When I received my copy of The Founding Conservatives and saw that it was published by Sentinel, the conservative imprint at Penguin responsible for such titles as 48 Liberal Lies About American History, I started to expect a certain kind of book: one that reassured the contemporary American conservative movement that it hosts the Spirit of ’76, by, say, tracing a philosophical through-line from Thomas Jefferson to Ronald Reagan, or spending pages and chapters arguing that Madison would have opposed Obamacare. There is nothing wrong with that kind of book, per se, but what Lefer — who is not a particularly well-known popular historian, but who now deserves to be — has done is quite different. His argument is not that the titans of the American Revolution — the men with their faces on our marbles and mountains and money — were “conservative” in the sense in which we today employ that term but rather that those men were radicals, often dangerous radicals, and might even have smothered America in its cradle, if not for another, little-noted and not-long-remembered batch of patriots who tempered their zeal with prudence and healthy respect for tradition.

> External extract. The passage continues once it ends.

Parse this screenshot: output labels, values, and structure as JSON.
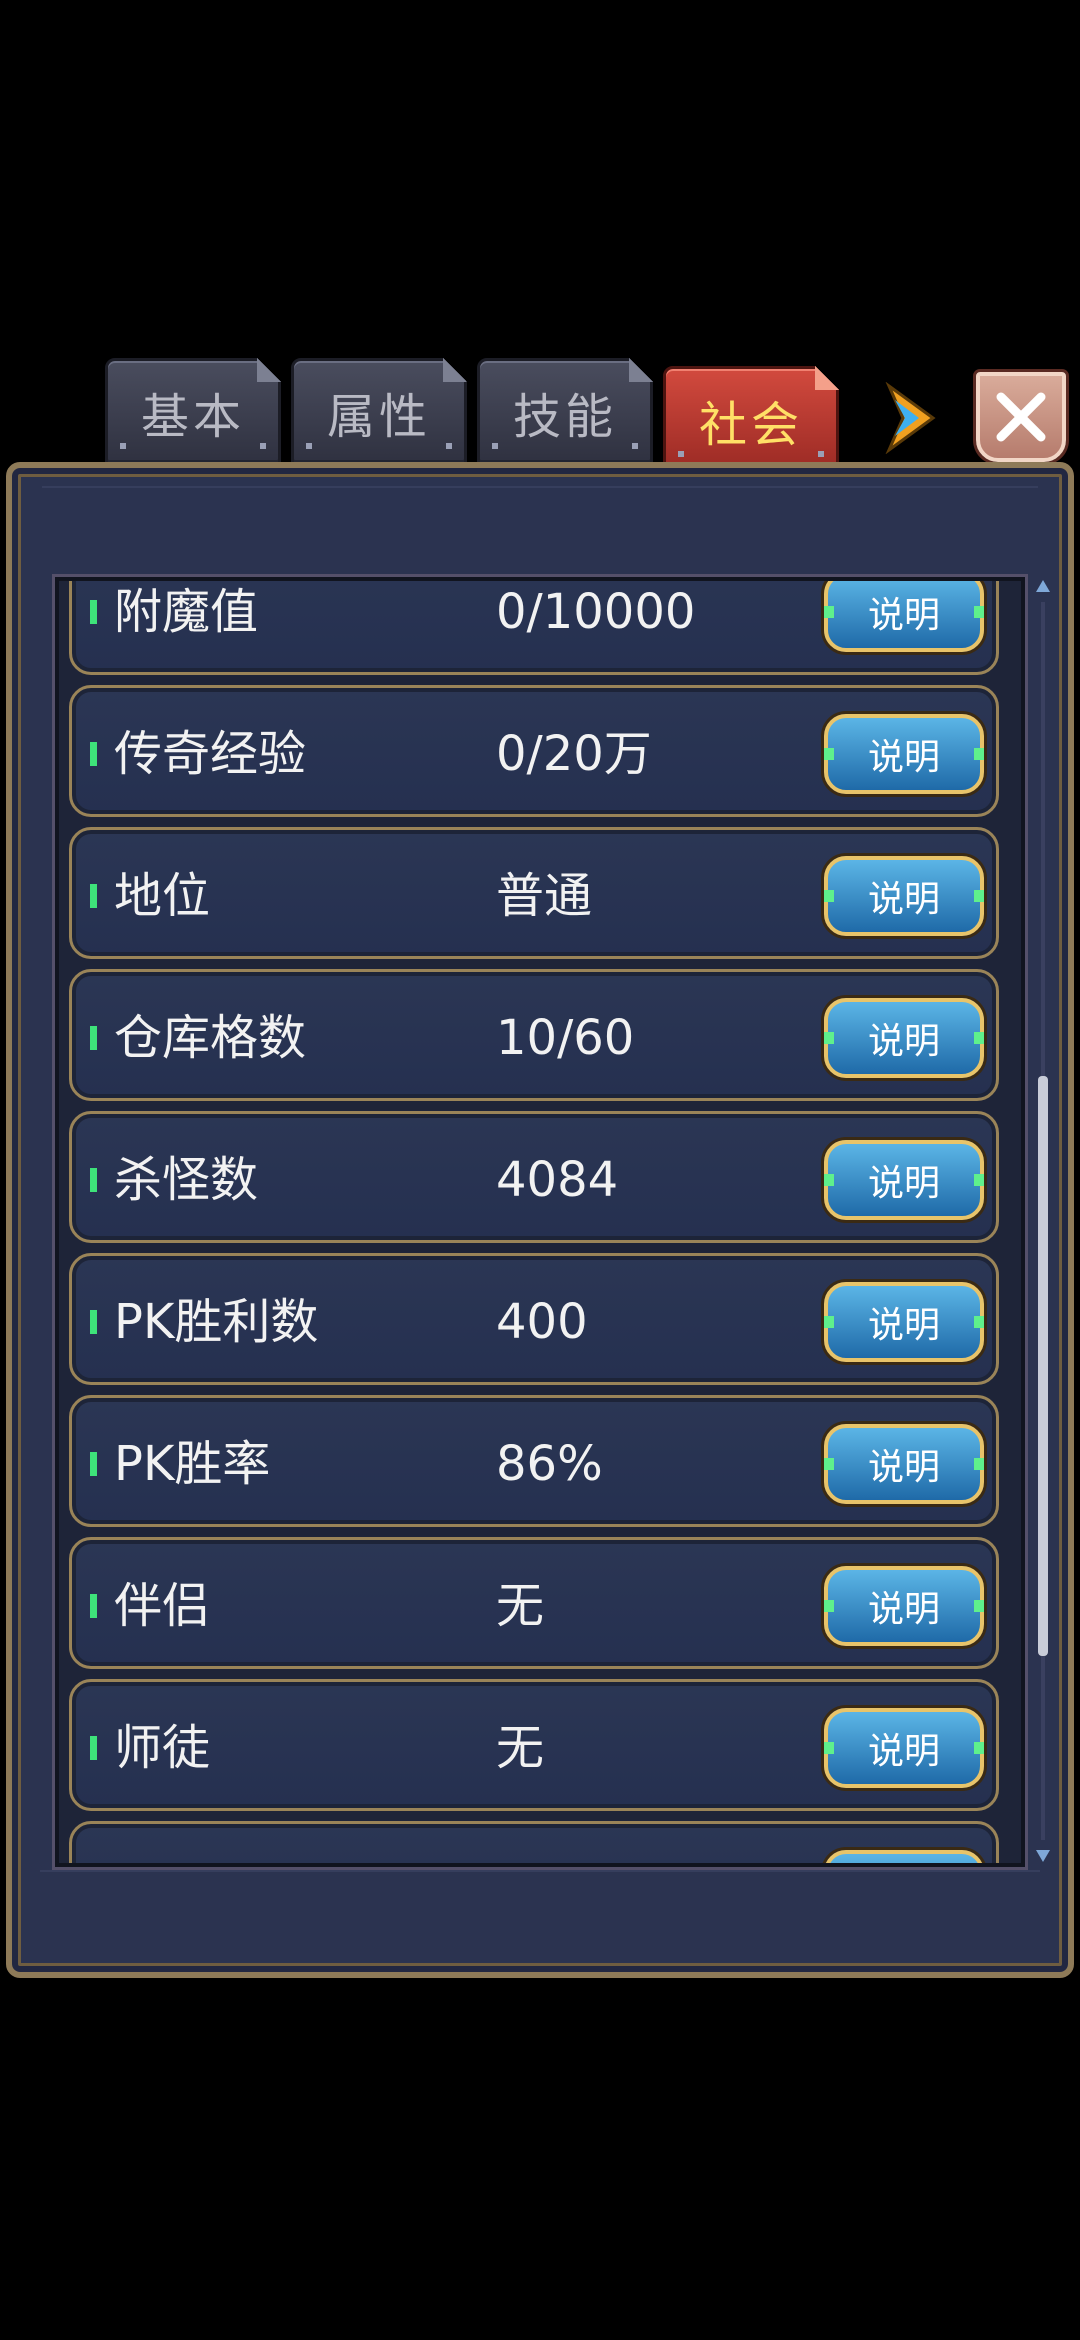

There is a bit of terminological slipperiness in Lefer’s characterization of these patriots. In the world right before the Declaration of Independence, he calls them “moderates,” as opposed to the “radicals” who had been beating the drum of independence in the streets of Boston for years before it became the colonial consensus. But in the world of July 5, 1776, he calls the same men “conservatives,” a shift that also suggests the precariousness of the Founding Conservatives’ position, since, in a matter of days, the previous bearers of that appellation — Tories loyal to the British Crown — had transmogrified from political enemies of independence to traitors to the Revolution.